This research describes the preparedness and the actual, or anticipated, evacuation behaviours of a sample of 352 pet owners in Australian who experienced a range of natural disasters or emergencies. Three quarters experienced a bushfire or flood (42 per cent and 33 per cent respectively) and around a third (34 per cent) evacuated their homes. Of those who evacuated, 29 per cent did so in less than one hour and 58 per cent returned within two days. Over two-thirds (69 per cent) stayed with family or friends when they evacuated. Many people evacuated with multiple combinations of pets. The majority of those who evacuated kept some of their pets with them (81 per cent) and 15 per cent left some pets behind; either enclosed in the home, released to escape, or unable to find/catch. Around the time of evacuation 42 per cent sought some form of immediate assistance, help or advice, with evacuation of their pets. Most turned to neighbours and friends (30 per cent), social media (9 per cent), or emergency services (8 per cent). In general, around a third of the sample felt they were 'not really prepared' or were 'unprepared' for the emergency event. Of those who reported they were prepared, around 70 per cent had planned to keep all their pets with them if they evacuated. The results of this study highlight the complexity of pet composition and the requirement for detailed household evacuation planning and early enactment of plans. In addition, the need for responsible pet ownership and pet-friendly destinations on evacuation was a clear requirement, with decisions to evacuate being influenced by this.
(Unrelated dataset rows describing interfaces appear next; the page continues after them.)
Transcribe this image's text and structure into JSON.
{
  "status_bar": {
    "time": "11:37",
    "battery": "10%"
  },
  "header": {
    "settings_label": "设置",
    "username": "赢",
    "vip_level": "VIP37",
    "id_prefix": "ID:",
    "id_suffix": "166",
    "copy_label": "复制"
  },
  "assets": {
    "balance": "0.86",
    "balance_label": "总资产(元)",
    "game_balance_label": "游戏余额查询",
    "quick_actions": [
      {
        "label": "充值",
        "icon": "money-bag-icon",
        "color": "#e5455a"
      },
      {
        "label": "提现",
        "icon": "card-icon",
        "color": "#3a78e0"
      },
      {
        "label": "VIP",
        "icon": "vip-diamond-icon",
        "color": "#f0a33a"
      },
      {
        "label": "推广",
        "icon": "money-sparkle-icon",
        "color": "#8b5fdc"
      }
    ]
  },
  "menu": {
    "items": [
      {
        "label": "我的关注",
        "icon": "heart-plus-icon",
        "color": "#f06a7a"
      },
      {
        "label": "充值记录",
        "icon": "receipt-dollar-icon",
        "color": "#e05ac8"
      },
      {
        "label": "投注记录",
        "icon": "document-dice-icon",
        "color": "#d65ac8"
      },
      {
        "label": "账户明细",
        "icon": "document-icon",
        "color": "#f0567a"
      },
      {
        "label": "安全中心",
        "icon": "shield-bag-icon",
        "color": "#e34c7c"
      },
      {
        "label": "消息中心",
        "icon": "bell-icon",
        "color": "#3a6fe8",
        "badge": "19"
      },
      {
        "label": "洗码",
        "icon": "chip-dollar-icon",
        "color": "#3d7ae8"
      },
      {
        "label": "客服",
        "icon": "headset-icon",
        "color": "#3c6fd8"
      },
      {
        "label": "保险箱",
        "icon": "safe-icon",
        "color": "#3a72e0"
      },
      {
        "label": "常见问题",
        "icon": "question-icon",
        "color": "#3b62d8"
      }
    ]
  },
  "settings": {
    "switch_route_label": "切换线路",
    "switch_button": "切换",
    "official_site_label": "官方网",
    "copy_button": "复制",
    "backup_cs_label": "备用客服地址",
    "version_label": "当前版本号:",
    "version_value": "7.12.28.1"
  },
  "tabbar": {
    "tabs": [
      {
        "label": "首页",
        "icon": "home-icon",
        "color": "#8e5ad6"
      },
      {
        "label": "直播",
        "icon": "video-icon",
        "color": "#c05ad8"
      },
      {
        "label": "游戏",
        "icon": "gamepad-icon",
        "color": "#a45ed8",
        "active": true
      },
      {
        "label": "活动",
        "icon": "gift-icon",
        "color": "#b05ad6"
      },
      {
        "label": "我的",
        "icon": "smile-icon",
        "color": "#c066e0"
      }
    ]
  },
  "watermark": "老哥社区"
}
It is hoped that the results of this study will provide a useful reference for emergency management agencies and aid planning and engagement with pet owners.
|Number of pages||6|
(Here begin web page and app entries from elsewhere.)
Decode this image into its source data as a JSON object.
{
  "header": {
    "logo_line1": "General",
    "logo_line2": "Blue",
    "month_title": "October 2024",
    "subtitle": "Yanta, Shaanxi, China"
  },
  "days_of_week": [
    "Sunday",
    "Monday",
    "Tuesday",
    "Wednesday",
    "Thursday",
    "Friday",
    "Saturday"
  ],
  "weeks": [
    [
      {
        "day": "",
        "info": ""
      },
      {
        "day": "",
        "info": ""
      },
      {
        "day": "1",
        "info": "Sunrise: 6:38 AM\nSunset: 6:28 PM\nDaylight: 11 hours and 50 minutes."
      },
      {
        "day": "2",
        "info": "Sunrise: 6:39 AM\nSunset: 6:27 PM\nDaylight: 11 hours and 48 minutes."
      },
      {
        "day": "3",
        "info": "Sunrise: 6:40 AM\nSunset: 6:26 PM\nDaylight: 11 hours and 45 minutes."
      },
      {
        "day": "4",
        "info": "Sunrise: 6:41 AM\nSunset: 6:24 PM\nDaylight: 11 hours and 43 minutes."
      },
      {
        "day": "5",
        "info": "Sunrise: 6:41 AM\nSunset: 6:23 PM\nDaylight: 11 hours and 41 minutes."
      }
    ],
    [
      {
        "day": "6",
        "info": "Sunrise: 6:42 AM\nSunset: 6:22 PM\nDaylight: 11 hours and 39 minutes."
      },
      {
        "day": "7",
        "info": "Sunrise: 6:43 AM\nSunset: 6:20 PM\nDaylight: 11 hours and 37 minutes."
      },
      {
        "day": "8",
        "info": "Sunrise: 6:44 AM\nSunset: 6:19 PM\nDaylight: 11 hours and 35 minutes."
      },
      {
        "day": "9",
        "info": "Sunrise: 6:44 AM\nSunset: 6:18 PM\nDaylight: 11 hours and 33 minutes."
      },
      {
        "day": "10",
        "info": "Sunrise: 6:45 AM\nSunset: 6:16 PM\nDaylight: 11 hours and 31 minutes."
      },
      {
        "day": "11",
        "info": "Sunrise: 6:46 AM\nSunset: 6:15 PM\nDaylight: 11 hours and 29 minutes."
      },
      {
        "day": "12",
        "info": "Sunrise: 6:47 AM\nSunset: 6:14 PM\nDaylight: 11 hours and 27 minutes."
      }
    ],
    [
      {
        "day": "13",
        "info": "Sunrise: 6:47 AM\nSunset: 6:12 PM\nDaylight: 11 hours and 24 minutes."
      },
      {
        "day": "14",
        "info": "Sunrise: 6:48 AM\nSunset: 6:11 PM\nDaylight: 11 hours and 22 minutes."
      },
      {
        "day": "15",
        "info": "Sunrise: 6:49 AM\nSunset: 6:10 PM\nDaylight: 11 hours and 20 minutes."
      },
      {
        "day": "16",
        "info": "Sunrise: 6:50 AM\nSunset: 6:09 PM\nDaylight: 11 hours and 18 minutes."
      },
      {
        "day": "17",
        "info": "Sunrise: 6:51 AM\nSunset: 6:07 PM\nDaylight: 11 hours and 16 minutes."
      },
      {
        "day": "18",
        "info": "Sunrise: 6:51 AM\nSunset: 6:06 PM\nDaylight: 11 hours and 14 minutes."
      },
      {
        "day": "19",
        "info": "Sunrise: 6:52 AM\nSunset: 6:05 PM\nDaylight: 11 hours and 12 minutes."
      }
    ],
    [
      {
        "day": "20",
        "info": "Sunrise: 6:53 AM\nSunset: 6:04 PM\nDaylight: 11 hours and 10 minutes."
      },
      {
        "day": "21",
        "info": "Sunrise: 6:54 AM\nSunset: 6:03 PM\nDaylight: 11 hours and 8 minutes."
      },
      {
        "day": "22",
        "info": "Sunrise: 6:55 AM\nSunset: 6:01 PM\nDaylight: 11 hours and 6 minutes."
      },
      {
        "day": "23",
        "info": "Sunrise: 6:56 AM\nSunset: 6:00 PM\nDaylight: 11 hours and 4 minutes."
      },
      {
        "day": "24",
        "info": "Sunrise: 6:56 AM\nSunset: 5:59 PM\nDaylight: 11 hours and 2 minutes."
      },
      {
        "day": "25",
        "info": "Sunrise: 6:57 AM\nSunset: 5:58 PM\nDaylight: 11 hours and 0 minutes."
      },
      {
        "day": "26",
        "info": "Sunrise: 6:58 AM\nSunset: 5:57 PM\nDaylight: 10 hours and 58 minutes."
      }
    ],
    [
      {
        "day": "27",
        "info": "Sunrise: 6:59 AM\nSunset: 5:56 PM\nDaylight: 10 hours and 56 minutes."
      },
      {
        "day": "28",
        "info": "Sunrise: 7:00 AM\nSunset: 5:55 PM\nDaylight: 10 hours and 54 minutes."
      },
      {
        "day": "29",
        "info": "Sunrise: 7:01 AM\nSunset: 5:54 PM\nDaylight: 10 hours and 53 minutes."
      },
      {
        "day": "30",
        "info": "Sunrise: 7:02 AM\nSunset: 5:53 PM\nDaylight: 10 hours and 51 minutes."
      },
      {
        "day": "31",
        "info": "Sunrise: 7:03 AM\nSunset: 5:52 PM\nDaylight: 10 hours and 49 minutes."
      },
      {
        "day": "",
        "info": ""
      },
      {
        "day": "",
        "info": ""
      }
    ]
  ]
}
|Journal||Australian Journal of Emergency Management|
|Publication status||Published - Apr 2015|